  • A $2.4 million grant to the Pit Resource Conservation District for a cooperative project with DFG to restore approximately 1,500 acres, protecting approximately 1,085 intact wetlands from increased head-cutting, and integrating the water delivery system to meet downstream water rights and management of seasonal wetlands on DFG’s Ash Creek Wildlife Area in Lassen and Modoc counties.
  • A $1.2 million grant to the Northcoast Regional Land Trust to acquire a conservation easement over 1,622 acres of diverse native forests and riparian areas which include Port Orford cedar and Douglas fir habitat corridor linkages within the Willow Creek watershed, a salmonid stream and tributary to the Trinity River, in Humboldt County.

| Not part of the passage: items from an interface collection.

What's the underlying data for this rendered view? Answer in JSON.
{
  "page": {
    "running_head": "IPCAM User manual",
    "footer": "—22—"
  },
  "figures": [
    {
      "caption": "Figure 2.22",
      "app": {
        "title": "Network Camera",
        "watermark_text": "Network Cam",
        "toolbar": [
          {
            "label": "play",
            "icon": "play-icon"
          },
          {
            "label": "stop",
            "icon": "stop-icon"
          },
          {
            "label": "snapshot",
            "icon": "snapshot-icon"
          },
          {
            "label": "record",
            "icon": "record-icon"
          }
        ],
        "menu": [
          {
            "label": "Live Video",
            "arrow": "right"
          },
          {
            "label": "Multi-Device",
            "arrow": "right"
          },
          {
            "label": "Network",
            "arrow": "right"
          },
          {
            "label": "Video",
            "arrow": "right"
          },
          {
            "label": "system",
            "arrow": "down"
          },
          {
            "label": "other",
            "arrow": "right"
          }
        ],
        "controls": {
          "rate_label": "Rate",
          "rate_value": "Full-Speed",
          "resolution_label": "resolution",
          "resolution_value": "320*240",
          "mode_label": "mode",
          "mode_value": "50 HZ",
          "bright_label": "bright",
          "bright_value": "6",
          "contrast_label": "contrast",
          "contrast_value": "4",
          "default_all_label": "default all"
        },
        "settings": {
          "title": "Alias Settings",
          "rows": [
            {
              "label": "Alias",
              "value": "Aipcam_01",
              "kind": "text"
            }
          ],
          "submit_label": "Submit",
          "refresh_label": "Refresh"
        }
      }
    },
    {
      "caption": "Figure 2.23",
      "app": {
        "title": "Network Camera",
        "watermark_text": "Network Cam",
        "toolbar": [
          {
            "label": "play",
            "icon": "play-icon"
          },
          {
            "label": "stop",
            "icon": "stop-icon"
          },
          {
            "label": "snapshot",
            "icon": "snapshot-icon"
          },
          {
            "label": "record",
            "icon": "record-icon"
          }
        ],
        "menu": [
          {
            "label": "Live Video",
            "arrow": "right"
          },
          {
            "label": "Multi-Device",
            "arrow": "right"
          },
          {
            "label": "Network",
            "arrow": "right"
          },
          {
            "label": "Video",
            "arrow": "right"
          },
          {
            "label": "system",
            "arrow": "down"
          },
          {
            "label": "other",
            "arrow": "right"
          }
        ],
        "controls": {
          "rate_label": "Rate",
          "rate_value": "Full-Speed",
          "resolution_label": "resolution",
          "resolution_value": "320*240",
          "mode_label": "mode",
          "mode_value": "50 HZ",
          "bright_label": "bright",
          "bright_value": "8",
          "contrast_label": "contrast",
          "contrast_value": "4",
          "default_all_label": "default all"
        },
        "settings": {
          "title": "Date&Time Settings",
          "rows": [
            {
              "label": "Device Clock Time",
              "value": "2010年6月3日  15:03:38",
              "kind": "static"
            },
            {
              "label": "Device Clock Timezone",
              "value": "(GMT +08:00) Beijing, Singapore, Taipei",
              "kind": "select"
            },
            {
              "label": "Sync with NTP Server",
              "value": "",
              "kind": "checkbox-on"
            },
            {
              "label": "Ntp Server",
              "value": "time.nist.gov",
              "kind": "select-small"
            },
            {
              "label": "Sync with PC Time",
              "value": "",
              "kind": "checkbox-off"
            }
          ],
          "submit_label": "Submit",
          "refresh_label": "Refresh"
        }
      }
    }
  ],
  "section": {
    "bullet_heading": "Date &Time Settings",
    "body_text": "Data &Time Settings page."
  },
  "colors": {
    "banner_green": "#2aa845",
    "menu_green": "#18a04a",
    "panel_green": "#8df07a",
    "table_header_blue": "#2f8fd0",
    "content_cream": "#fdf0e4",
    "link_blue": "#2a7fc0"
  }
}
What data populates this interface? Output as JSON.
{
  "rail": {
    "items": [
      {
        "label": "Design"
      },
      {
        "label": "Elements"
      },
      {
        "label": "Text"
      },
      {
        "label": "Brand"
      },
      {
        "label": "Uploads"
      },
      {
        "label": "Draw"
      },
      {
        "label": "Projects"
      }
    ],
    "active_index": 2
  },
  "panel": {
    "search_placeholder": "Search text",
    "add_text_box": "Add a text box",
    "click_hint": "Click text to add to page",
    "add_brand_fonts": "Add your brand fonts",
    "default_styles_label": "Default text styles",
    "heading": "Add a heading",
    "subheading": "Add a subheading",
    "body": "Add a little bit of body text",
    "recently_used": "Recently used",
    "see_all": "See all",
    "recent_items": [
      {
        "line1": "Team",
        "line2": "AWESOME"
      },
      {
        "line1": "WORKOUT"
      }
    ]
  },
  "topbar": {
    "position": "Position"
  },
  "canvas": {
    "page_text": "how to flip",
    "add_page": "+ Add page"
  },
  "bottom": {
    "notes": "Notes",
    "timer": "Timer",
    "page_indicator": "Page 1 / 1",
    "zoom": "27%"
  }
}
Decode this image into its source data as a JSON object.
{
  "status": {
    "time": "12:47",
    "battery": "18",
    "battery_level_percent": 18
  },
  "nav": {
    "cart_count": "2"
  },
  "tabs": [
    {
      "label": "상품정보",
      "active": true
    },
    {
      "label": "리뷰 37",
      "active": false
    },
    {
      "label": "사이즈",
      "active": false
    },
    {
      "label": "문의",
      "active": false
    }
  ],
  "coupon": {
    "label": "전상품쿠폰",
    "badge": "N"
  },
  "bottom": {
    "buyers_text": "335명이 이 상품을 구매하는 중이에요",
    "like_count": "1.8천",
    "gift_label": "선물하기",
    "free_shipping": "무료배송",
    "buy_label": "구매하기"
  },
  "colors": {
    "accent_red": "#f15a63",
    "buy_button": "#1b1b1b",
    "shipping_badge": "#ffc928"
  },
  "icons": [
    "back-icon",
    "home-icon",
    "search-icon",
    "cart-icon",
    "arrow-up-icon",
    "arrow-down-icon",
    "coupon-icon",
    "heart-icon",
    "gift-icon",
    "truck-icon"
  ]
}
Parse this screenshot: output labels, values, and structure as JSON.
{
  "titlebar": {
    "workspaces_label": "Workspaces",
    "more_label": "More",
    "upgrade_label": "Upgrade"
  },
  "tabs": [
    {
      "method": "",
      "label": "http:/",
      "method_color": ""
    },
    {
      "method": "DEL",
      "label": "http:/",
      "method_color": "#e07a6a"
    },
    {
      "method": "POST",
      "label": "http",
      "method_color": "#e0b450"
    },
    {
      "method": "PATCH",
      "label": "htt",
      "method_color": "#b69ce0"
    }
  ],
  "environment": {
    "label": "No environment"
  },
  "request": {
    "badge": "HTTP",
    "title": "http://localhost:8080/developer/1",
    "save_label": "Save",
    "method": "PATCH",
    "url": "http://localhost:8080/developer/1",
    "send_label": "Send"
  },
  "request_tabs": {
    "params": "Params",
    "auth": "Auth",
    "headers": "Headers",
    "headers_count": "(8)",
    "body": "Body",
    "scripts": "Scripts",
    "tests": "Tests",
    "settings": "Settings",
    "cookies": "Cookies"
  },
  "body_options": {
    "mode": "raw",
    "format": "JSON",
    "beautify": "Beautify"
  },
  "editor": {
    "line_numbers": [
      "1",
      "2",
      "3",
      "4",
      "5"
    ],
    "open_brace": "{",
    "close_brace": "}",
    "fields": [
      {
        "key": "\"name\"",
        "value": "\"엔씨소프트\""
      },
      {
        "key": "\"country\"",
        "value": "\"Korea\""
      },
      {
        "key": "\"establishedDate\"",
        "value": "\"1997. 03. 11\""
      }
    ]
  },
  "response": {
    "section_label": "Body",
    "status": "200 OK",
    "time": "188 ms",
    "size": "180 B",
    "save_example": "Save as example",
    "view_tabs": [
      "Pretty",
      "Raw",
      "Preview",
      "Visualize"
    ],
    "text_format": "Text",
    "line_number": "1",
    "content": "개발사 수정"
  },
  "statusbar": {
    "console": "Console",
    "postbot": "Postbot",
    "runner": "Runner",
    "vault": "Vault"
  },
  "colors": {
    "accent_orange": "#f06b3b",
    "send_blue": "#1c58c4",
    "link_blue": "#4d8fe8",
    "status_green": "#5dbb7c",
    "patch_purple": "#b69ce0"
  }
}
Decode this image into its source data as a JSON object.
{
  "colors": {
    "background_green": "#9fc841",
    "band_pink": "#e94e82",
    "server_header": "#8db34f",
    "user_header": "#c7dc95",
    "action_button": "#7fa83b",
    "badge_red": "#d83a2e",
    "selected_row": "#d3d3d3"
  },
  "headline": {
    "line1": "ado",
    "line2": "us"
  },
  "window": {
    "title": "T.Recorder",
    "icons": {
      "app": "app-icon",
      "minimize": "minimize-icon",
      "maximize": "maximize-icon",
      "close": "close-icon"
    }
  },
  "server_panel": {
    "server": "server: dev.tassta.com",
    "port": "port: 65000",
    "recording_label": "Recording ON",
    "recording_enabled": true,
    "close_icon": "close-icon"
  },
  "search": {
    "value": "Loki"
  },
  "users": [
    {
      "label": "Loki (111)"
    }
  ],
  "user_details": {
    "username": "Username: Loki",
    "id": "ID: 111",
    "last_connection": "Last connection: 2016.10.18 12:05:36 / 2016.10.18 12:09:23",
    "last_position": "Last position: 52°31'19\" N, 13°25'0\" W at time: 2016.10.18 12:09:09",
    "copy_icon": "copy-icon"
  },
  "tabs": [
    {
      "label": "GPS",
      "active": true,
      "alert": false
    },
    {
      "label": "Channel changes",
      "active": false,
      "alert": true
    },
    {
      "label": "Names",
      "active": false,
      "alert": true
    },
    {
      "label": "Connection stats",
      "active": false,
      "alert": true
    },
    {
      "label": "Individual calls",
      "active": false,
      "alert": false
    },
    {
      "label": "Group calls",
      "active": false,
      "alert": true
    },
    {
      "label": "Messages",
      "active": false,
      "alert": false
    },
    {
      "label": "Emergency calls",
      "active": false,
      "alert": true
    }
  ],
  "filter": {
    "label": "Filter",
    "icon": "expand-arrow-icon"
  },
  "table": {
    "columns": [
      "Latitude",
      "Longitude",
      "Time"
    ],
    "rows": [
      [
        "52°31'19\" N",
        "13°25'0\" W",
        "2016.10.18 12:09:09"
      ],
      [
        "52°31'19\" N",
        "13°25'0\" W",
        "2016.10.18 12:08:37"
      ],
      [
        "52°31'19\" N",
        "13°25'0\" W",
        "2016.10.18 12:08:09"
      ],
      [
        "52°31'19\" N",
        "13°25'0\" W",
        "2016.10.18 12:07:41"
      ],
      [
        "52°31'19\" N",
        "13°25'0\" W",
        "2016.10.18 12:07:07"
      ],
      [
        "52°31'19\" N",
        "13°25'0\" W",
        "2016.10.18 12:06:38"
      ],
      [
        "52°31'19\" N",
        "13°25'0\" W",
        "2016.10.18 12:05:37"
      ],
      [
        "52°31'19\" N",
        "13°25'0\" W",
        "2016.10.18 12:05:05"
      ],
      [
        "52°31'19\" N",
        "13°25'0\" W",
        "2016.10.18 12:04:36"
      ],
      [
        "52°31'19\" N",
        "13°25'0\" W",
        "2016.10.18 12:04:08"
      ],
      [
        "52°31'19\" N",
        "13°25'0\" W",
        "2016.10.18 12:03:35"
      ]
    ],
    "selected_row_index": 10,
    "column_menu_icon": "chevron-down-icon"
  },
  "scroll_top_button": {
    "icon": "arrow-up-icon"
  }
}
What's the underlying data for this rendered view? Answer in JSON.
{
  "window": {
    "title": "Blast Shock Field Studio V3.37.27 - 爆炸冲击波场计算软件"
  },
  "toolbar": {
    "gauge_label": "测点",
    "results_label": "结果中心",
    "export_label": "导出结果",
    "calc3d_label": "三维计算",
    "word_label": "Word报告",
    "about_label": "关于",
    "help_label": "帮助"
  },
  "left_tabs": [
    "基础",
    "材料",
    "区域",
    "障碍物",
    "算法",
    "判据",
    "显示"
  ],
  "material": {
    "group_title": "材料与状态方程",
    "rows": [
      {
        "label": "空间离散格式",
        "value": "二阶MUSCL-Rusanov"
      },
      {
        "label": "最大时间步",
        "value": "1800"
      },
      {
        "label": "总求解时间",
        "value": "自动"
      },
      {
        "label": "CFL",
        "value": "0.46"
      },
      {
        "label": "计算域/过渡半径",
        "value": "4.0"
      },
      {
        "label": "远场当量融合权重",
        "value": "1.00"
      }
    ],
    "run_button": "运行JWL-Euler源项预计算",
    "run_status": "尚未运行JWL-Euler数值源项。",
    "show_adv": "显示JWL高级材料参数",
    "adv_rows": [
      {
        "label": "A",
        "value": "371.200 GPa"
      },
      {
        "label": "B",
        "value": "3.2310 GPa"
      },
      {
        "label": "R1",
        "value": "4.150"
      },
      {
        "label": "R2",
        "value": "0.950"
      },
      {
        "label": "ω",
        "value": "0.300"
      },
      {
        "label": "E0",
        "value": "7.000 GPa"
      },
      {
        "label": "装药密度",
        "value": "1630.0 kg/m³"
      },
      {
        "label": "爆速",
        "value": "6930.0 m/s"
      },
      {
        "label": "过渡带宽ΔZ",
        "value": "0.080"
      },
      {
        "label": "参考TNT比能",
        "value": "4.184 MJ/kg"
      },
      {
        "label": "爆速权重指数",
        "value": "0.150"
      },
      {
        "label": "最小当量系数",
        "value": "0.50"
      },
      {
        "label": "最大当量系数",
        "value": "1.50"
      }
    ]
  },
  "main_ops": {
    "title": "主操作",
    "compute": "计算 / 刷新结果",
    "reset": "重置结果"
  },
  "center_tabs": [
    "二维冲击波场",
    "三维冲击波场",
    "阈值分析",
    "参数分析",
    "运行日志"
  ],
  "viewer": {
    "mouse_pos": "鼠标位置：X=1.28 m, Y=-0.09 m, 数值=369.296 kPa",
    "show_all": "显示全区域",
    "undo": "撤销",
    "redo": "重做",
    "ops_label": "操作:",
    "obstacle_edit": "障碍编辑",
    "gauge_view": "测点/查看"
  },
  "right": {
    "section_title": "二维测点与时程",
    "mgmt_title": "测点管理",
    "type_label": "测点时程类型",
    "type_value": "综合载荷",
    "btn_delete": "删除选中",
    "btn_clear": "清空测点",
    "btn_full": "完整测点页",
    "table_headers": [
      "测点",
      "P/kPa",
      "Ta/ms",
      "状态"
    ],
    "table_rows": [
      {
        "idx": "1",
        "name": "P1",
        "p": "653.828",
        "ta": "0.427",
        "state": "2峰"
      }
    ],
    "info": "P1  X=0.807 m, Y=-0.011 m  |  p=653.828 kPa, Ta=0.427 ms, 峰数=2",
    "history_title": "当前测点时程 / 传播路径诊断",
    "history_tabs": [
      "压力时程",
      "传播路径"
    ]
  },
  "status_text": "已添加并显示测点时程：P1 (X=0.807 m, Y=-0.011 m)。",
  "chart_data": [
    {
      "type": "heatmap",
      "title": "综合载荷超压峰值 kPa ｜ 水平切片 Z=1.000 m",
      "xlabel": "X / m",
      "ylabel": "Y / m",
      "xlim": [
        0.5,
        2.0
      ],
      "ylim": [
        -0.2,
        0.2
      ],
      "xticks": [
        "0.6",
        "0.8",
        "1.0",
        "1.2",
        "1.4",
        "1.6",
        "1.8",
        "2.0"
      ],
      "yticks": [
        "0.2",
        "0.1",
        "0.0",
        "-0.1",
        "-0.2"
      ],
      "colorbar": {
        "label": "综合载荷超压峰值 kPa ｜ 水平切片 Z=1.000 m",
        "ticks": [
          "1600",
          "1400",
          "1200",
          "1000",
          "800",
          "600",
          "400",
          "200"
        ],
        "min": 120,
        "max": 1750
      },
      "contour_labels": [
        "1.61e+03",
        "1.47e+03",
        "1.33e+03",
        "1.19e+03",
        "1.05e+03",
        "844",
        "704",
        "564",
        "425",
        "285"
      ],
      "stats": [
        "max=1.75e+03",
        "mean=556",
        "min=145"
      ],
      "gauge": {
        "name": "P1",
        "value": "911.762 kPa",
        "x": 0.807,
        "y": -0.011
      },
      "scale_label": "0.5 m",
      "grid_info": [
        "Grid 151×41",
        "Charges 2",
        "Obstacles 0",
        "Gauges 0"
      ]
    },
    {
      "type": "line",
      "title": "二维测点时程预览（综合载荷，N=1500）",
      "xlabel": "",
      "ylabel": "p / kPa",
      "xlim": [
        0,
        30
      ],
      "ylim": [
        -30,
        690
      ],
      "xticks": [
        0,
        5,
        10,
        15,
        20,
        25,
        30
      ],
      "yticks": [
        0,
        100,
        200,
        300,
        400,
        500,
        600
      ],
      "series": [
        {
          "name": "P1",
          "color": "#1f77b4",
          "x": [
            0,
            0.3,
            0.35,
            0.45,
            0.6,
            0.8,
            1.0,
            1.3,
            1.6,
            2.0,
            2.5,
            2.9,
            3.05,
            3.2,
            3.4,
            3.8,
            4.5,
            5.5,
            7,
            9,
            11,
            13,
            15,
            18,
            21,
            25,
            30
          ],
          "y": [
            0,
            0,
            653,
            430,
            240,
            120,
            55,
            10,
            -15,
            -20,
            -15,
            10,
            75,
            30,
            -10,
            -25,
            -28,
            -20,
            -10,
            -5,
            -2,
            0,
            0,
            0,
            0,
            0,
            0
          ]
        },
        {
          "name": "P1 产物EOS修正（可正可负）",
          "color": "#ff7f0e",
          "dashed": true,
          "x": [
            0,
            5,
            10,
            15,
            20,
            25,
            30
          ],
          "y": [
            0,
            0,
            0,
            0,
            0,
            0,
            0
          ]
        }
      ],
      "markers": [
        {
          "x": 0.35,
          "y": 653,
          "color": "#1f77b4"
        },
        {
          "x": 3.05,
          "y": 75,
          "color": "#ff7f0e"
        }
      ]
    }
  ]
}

  • A $5.5 million grant to the River Partners for a cooperative project with the California Natural Resources Agency, Department of Water Resources, U.S. Natural Resource Conservation Service, U.S. Fish and Wildlife Service, San Francisco Public Utility Commission and Tuolumne River Preservation Trust to acquire in fee approximately 1,603 acres of valley floodplain and riverine habitat for the protection of habitat for special status species including Chinook salmon, steelhead trout and riparian brush rabbits, and to provide future wildlife-oriented public use and recreational opportunities in Stanislaus County.

For more information about the WCB, please visit www.wcb.ca.gov.